I am familiar with SPSS and various other data software programs (SPS JMP, DataDesk, R, etc.). This stuff is not always easy. Do you mind explaining how you are able to say this: "The results of the MANOVA indicate that the groups tested do have an affect on my dependent variables (as a whole and separately)." Hypothesis tests? Statistics? Error?
There are a quite a few ways to tackle this, and I have used SPSS pretty recently (and also own a pretty thick and expensive book on it). If you want to attach a data set in whatever format you have, I could look over it and act as another set of eyes. I may or may not be able to direct you some.
For your own edification/convenience, allow me to list the Assumptions of Manova from Discovering Statistics Using SPSS by Andy Field (second edition): (Of course, you may already know all this)
1) Independence: Are your observations statistically independent?
2) Random Sampling: Your data should be randomly sampled from the population of interest and measured at an interval level.

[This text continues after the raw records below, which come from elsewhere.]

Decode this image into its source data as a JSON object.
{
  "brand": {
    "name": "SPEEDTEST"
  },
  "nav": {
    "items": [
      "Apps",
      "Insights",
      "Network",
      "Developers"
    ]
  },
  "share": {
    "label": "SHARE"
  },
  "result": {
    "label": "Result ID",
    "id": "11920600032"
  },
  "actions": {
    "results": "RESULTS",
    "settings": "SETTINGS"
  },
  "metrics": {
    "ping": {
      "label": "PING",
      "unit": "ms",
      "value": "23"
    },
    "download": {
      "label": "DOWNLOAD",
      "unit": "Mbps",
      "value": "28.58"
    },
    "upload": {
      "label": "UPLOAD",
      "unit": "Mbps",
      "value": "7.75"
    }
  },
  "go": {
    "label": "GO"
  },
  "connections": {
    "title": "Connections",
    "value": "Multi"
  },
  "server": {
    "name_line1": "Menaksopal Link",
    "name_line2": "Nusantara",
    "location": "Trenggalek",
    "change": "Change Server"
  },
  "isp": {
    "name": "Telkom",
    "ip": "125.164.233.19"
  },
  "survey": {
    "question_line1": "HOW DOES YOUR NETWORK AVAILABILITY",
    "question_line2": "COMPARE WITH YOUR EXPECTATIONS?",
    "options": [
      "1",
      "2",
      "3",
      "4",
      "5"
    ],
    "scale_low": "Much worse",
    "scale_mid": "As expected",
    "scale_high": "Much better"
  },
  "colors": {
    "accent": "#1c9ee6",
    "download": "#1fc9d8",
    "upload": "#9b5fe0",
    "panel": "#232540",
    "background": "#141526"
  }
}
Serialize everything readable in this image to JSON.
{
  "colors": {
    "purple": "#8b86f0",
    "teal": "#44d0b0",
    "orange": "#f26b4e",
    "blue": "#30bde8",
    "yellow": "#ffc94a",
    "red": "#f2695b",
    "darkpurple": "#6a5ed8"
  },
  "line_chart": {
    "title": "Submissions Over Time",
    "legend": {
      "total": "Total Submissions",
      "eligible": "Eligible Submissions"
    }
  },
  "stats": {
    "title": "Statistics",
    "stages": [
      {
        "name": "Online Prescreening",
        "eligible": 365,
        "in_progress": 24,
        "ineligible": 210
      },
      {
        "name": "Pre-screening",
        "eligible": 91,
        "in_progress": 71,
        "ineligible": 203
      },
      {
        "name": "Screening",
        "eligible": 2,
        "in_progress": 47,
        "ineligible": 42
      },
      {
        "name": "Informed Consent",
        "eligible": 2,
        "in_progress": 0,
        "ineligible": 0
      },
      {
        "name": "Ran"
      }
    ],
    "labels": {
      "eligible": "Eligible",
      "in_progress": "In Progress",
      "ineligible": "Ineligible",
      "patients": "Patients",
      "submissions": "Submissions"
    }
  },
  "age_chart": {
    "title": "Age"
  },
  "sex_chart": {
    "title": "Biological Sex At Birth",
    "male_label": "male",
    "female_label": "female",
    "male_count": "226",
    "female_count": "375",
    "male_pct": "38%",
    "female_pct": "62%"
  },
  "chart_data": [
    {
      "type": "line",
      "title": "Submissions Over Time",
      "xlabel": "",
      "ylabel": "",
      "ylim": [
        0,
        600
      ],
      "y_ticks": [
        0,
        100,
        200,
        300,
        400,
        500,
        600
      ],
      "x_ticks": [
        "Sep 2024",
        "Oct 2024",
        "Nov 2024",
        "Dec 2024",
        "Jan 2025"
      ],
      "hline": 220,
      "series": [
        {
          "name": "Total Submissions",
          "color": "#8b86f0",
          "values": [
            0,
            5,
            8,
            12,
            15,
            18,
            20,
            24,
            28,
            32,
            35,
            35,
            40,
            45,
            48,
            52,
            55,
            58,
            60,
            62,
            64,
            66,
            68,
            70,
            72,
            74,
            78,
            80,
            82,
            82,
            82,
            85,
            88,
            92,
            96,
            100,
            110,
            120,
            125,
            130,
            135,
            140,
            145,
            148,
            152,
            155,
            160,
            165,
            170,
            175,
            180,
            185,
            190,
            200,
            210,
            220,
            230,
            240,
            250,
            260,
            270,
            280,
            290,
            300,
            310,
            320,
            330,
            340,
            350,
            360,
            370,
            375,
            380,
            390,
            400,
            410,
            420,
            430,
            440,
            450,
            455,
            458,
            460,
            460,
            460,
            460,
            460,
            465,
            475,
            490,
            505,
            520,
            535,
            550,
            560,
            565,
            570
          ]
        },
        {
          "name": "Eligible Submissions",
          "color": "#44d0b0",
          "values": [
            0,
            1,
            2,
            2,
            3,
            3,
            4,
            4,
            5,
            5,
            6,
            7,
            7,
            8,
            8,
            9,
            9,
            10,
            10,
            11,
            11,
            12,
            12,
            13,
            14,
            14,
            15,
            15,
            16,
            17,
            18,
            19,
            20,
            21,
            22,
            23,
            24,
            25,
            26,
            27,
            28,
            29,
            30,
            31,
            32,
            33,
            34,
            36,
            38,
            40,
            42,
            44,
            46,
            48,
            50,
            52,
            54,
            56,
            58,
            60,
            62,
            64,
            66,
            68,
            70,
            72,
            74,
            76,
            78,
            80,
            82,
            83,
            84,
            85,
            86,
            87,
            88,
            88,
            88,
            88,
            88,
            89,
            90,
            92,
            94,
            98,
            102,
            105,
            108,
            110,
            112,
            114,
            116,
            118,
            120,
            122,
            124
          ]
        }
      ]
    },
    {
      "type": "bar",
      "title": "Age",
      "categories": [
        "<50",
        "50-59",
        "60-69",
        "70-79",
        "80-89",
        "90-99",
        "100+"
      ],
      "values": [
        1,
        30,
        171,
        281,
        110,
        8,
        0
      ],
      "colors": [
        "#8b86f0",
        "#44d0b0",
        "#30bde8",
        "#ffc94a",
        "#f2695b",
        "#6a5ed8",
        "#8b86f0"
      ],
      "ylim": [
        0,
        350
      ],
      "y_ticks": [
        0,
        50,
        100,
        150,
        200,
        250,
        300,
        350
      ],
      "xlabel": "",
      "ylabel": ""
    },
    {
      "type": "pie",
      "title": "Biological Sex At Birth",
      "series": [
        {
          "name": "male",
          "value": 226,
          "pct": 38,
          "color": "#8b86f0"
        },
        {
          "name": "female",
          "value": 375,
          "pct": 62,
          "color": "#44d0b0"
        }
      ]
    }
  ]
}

3) Multivariate normality: In ANOVA, we assume that our dependent variable is normally distributed within each group. In the case of MANOVA, we assume that the dependent variables (collectively) have multivariate normality with groups.
4) Homogeneity of covariance matrices: In ANOVA, it is assumed that the variances in each group are roughly equal (homogeneity of variance). In MANOVA we must assume that this is true for each dependent variable, but also that the correlation between any two dependent variables is the same in all groups. This assumption is examined by testing whether the population variance-covariance matrices of the different groups in the analysis are equal.
You are also, of course, free to PM me. Hopefully I can be of some help.